But that’s the thing about parenting, isn’t it? As a parent, I am constantly assessing and reassessing the situation. Just when I thought I knew how I was going to handle an issue, something happens to make me change my mind. Or, a technique that did not work before might work now. I think it’s so important to be able to go with the flow while parenting. It’s OK to change your mind.
The last month or so was really difficult. At first A had a cold that seemed like it would never end. Then she started teething again. While she almost always falls asleep when we initially put her down for the night, it’s the middle of the night wakings that have really become a problem. She would wake up screaming and not be soothed when her pacifiers were returned. Out of desperation, I would bring her into our room to co-sleep. Even then, she would lay in our bed and not go back to sleep: playing, or talking, or grabbing at our faces for hours while we tried to sleep. All three of us were waking up so tired and cranky in the mornings. Co-sleeping wasn’t a solution for us.
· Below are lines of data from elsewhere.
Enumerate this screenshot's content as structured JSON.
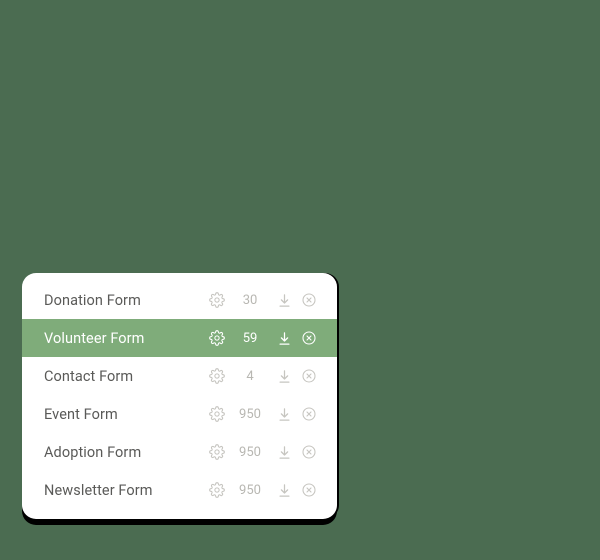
{
  "colors": {
    "background": "#4b6c51",
    "card": "#ffffff",
    "text": "#5a5a58",
    "muted": "#b8b7b2",
    "selected_bg": "#7fac7a",
    "selected_text": "#ffffff"
  },
  "forms": [
    {
      "name": "Donation Form",
      "count": "30",
      "selected": false
    },
    {
      "name": "Volunteer Form",
      "count": "59",
      "selected": true
    },
    {
      "name": "Contact Form",
      "count": "4",
      "selected": false
    },
    {
      "name": "Event Form",
      "count": "950",
      "selected": false
    },
    {
      "name": "Adoption Form",
      "count": "950",
      "selected": false
    },
    {
      "name": "Newsletter Form",
      "count": "950",
      "selected": false
    }
  ],
  "icons": {
    "gear": "gear-icon",
    "download": "download-icon",
    "close": "close-circle-icon"
  }
}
Sleep deprivation is a real problem.
Something needed to change. And fast. Mr. Musings and I were barely making it through the day. Saying we were all tired and cranky is such an understatement. I was overly emotional all the time and feeling like there was no end in sight. I was losing my patience at work, having difficulty focusing, and feeling way too drowsy while driving. I really didn’t want to sleep train, but it was quickly becoming the only option we had left to try.
I recalled what I had learned about the Ferber method back when I read Solve Your Child’s Sleep Problems by Richard Ferber. I also found this article very helpful in determining which method would work best for our family. I would also recommend checking out this article if you need a little reassurance, like I did. We decided we would let A “cry it out” only we wouldn’t totally leave her on her own. I planned on going in to check on her every 10 minutes while she cried. I’d try my best to comfort her without touching her or picking her up,and replace pacifiers if necessary.
We went to bed one Friday night prepared to sleep train if A woke up in the middle of the night and not expecting any of us to get much sleep. And then…
She slept through the night!
We were amazed. Without any sleep training at all, after weeks of middle of the night wakings, A slept all night long! She slept the following 3 nights too. Around this time we also made some changes to her daytime nap schedule, condensing a morning and afternoon nap into just one nap earlier in the day. I thought maybe, just maybe, we were off the hook and wouldn’t have to sleep train at all!
We weren’t actually off the hook though…
On the fourth night, A woke up around 11:30. The next two hours were terrible. Just terrible. Every 10 minutes, I’d go into A’s room. I’d say, “It’s time to sleep. I love you. I’ll see you in the morning.” And walk out. It was heartbreaking. I doubted myself the whole time. How could I be doing this to my baby girl? I felt like crying too. It seemed so unnatural, as her mama, to not pick her up and comfort her when she was crying for me. By 1:30 a.m. she had finally fallen back to sleep. It was so hard, so sad, so miserable for all three of us, but it worked.
That was over two weeks ago now. And it was the only night we needed to sleep train our daughter. Since then, we have had a handful of night time wakings. They have been very brief, and each time A has been able to put herself back to sleep on her own.
I really didn’t want to sleep train our daughter. Only a few months ago, I was completely against the idea of letting my baby cry. The nights kept getting worse and worse though. And the sleep deprivation was really getting to me. Sleep training seemed like our only option.
And it worked.